Exercise instructions:
Each line of the data below holding the word "true" must be copied.

╔══

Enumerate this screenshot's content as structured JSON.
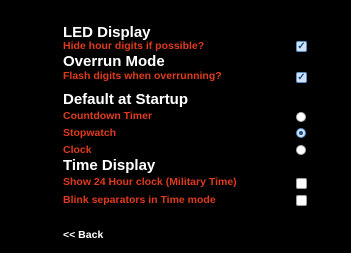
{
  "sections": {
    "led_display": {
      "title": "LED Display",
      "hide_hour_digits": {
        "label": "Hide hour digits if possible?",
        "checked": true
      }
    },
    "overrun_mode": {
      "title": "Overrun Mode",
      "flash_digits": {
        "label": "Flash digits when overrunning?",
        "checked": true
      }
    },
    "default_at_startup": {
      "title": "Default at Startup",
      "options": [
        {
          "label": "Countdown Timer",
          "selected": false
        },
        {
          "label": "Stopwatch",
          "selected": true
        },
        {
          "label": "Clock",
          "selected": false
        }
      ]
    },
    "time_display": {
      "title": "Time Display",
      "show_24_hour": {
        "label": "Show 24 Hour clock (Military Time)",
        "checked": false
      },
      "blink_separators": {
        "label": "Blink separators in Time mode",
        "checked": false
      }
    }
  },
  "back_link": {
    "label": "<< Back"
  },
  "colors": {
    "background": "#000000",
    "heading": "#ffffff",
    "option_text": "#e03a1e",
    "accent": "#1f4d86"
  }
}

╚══
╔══

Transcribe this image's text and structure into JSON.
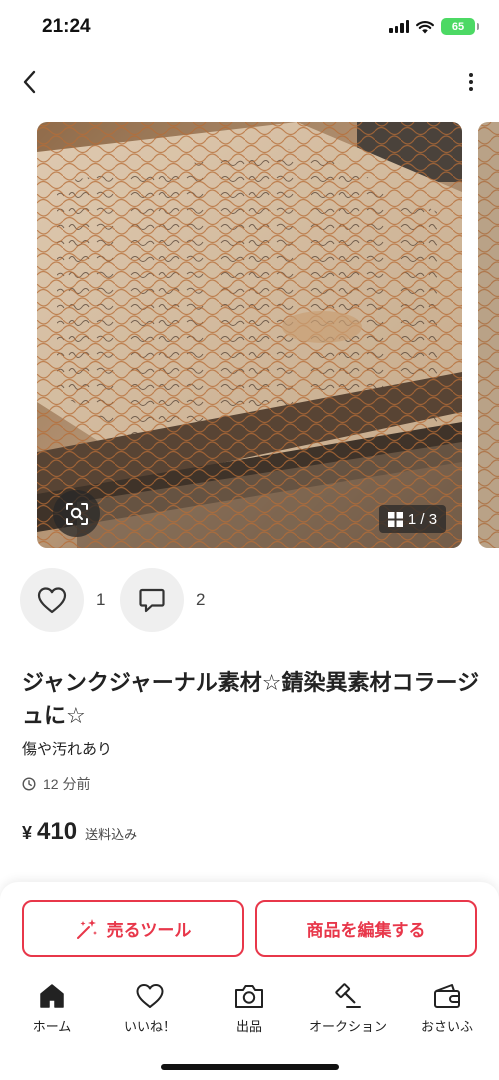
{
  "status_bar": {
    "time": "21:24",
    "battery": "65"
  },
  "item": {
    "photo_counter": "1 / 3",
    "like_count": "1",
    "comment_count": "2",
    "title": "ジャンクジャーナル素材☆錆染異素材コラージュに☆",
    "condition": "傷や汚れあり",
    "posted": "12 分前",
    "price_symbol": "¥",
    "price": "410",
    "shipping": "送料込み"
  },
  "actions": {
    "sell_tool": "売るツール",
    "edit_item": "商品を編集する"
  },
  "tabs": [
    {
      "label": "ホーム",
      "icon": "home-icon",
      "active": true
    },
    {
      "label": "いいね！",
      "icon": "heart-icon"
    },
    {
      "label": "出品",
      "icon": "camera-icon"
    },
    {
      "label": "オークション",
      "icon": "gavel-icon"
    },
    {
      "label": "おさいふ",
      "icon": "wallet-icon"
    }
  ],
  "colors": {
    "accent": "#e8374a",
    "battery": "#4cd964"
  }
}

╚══

Output below:
        "checked": true
        "checked": true
          "selected": true
      "active": true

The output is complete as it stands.